• **MATERIAL PROVIDED**:
++++
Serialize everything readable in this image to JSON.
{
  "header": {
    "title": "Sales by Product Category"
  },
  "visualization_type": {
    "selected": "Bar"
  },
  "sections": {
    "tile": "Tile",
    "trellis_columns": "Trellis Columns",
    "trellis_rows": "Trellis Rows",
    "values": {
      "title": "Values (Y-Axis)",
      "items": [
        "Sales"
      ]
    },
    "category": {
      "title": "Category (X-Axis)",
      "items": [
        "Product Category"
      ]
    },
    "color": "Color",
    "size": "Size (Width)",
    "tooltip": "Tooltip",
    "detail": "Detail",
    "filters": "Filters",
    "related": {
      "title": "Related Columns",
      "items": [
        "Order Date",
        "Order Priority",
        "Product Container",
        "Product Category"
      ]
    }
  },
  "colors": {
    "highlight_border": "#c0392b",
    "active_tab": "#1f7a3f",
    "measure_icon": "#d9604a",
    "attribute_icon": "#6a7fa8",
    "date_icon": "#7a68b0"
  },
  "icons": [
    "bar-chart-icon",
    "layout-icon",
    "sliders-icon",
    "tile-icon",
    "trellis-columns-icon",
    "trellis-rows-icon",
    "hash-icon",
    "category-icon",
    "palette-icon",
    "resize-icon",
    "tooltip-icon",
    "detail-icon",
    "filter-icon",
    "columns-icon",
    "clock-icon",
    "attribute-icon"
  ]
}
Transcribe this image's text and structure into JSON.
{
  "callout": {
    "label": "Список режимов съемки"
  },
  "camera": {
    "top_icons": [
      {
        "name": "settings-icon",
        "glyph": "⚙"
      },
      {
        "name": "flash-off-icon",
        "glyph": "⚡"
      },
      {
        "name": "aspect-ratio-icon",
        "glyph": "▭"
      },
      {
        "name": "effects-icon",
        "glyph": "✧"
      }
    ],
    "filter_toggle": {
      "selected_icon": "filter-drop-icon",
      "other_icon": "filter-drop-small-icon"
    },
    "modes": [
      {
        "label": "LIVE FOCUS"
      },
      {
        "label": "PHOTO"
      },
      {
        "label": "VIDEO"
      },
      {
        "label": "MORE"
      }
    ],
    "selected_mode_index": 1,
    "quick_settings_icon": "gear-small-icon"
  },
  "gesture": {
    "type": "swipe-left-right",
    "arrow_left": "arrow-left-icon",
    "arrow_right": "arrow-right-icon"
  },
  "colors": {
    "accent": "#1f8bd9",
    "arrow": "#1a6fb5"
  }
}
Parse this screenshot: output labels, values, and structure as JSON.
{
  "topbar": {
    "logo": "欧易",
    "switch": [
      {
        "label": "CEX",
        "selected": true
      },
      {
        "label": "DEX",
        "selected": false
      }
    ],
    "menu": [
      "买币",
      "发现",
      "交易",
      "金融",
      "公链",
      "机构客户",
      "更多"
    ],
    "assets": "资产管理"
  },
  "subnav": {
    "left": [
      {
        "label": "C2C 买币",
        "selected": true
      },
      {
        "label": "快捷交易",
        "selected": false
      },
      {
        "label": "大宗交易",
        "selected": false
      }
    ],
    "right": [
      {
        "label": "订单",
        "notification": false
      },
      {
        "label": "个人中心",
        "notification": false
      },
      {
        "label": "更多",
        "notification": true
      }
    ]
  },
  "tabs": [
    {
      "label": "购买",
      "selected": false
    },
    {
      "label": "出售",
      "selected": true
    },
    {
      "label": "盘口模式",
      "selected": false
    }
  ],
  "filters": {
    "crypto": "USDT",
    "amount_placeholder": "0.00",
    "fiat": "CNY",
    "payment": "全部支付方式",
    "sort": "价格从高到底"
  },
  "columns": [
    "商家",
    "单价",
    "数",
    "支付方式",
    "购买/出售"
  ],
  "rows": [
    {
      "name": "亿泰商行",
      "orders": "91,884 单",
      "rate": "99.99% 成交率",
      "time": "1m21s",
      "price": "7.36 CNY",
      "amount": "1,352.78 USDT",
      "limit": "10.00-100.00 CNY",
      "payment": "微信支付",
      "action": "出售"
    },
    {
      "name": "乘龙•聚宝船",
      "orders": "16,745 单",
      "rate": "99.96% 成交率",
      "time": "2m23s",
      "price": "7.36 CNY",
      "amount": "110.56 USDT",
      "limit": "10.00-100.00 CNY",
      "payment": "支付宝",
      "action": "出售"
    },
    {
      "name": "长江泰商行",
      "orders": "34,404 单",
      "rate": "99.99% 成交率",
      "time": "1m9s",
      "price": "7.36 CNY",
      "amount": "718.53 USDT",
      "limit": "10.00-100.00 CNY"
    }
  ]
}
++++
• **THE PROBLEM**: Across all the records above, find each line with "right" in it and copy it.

• **TASK ANSWER**:
    "type": "swipe-left-right",
    "arrow_right": "arrow-right-icon"
    "right": [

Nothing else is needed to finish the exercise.